[Entries from a dataset of interfaces]
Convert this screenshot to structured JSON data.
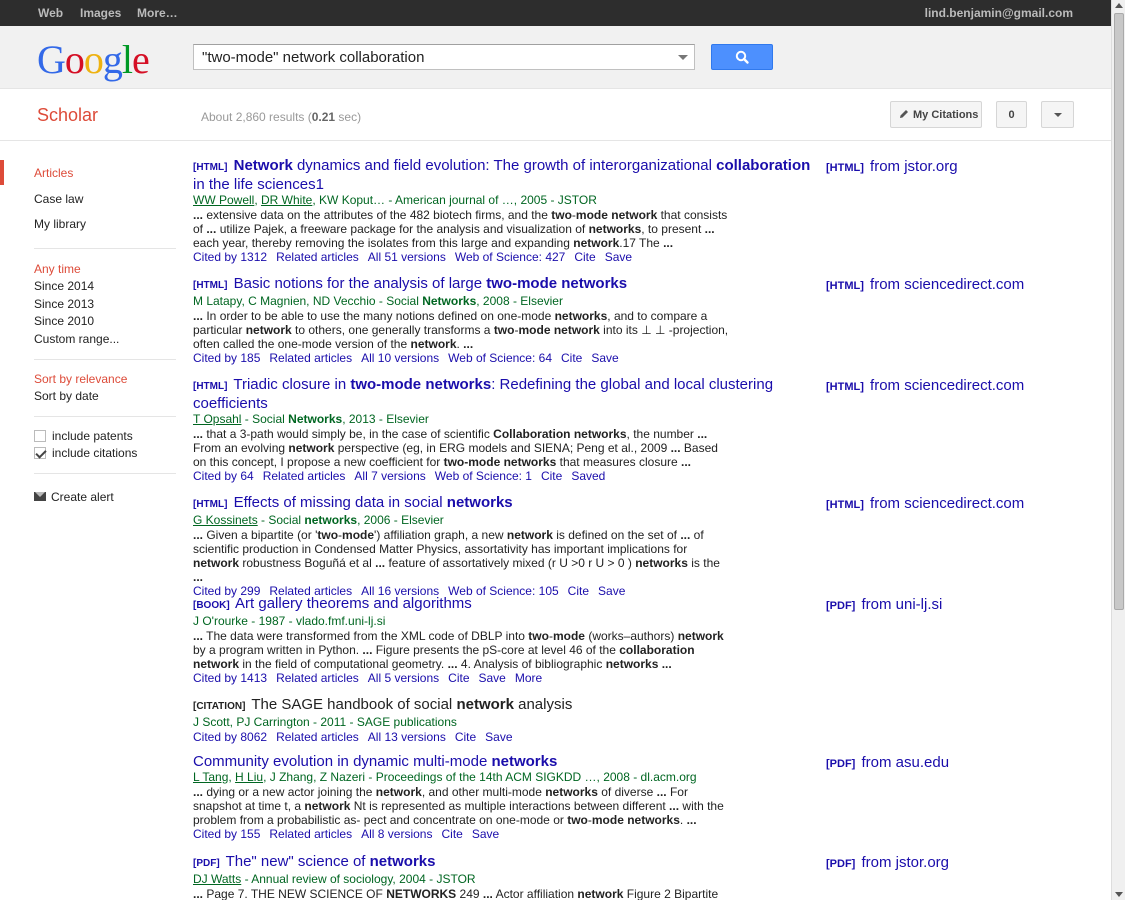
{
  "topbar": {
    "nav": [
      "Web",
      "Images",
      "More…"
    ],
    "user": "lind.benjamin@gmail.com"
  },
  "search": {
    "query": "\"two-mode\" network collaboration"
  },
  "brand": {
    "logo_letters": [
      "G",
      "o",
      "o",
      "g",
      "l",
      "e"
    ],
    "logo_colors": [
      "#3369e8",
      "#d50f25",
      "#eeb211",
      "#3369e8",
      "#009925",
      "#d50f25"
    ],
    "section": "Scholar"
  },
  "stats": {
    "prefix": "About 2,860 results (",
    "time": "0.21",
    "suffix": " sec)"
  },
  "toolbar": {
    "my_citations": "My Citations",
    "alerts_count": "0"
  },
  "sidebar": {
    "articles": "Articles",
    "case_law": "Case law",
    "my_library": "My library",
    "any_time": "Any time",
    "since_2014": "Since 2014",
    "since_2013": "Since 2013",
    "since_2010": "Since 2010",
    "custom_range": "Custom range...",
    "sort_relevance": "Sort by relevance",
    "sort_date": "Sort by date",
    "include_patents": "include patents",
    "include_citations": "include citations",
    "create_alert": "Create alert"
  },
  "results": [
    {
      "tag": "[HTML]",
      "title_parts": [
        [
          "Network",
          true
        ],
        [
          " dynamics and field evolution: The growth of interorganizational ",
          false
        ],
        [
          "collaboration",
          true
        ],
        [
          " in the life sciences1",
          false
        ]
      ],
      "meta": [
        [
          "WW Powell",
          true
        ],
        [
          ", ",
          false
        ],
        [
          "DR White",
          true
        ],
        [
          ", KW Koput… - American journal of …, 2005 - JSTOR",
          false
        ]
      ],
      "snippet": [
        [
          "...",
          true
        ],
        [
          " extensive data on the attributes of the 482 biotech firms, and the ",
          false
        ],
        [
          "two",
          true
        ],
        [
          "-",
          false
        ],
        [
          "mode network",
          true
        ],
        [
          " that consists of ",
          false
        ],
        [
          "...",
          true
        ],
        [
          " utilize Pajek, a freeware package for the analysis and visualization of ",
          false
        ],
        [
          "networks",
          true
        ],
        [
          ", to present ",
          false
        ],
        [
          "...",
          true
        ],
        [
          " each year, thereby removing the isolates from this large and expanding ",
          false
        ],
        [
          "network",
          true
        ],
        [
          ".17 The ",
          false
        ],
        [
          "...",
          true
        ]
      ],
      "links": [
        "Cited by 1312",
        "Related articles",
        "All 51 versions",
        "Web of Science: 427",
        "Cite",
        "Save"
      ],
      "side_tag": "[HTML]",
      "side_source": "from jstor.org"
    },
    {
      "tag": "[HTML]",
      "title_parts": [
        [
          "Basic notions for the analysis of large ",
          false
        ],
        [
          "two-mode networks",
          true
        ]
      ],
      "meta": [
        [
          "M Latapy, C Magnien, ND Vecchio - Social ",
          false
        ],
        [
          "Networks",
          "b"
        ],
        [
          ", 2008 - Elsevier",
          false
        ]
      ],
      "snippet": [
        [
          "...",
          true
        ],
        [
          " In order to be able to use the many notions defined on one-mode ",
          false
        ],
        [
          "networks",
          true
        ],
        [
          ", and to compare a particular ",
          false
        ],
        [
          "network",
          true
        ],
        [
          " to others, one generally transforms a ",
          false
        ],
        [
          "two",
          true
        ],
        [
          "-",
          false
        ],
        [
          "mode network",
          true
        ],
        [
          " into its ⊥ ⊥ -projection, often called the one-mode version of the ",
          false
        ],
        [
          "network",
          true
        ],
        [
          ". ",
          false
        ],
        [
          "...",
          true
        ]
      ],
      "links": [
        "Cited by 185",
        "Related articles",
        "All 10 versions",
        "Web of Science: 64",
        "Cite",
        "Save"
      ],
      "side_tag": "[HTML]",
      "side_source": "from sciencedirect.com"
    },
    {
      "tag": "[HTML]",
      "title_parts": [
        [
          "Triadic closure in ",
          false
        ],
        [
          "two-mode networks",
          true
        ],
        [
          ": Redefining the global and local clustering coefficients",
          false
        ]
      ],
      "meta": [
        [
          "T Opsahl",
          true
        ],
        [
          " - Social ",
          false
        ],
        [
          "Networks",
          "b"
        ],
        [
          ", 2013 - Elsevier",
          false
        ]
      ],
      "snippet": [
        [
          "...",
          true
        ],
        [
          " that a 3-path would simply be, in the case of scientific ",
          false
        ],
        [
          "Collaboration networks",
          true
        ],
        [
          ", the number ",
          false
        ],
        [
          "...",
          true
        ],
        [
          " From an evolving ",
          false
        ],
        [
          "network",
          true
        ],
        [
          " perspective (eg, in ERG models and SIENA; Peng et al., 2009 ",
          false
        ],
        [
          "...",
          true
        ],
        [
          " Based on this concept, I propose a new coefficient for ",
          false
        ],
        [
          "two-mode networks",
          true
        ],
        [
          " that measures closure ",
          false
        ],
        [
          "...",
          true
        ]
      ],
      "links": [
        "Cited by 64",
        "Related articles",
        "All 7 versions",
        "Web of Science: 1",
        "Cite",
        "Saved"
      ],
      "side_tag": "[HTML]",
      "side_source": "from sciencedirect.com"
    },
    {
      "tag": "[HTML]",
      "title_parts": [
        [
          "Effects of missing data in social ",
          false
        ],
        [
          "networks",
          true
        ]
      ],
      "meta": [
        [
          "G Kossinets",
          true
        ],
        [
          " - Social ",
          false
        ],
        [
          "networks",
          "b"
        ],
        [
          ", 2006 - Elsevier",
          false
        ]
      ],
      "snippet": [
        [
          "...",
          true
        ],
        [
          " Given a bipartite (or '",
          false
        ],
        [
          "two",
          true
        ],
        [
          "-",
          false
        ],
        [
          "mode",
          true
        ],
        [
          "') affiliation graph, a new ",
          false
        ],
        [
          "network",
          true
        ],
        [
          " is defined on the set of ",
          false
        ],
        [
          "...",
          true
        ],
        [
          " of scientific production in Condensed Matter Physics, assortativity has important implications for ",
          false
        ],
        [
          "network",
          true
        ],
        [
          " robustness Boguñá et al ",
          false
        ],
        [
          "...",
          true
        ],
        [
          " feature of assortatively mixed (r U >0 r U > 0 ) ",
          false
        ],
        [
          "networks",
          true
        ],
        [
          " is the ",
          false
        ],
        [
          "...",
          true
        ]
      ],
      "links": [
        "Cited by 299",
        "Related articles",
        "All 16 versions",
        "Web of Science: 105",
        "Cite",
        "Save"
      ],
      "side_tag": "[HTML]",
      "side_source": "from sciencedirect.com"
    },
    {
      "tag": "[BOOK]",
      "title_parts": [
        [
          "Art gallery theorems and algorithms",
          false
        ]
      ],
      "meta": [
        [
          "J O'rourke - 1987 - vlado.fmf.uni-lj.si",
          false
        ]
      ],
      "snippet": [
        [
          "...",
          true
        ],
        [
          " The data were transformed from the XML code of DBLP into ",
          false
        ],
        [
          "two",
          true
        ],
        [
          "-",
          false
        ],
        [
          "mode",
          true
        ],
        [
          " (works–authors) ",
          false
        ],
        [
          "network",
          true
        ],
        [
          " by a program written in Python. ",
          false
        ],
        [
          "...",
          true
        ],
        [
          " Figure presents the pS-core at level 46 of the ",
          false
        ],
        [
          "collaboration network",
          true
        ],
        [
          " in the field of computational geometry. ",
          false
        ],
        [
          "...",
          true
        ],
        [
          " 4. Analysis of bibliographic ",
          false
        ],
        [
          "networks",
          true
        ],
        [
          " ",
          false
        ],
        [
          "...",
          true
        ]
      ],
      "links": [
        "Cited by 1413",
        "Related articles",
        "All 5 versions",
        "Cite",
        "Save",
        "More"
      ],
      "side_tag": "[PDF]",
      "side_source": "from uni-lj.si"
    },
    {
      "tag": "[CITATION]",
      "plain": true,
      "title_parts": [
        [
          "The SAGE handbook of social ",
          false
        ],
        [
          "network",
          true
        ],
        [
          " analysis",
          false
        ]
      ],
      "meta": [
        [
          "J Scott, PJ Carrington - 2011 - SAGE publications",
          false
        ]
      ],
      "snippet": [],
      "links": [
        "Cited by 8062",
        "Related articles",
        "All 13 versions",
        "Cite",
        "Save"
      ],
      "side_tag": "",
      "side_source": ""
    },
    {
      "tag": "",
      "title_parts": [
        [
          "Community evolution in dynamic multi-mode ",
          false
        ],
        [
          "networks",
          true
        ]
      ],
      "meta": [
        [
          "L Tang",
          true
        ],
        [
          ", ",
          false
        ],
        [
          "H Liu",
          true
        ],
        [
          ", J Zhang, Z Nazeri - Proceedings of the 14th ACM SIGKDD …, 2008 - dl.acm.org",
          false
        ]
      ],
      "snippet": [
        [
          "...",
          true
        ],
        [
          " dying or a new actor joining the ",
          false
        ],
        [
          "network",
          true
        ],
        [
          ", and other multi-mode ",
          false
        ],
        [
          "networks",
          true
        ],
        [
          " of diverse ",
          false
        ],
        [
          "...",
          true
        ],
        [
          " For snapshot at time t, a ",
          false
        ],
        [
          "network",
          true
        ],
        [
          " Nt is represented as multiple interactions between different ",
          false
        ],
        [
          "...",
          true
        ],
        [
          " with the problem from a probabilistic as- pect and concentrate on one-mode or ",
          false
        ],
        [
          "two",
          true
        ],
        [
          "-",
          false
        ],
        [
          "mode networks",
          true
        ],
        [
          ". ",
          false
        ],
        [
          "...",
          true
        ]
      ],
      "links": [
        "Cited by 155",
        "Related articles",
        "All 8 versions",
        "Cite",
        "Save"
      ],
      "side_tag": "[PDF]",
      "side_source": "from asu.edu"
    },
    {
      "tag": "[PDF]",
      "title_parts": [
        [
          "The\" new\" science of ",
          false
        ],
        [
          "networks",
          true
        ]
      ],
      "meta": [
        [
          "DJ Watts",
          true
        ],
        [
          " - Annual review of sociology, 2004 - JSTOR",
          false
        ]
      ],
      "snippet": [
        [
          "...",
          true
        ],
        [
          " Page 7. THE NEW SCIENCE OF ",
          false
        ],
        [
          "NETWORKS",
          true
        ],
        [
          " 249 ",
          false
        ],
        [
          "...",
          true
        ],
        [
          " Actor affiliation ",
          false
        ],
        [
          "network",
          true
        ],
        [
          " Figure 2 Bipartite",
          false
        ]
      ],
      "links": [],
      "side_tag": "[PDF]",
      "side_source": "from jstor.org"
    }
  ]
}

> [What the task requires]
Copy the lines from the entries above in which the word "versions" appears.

> [Response for this exercise]
        "All 51 versions",
        "All 10 versions",
        "All 7 versions",
        "All 16 versions",
        "All 5 versions",
        "All 13 versions",
        "All 8 versions",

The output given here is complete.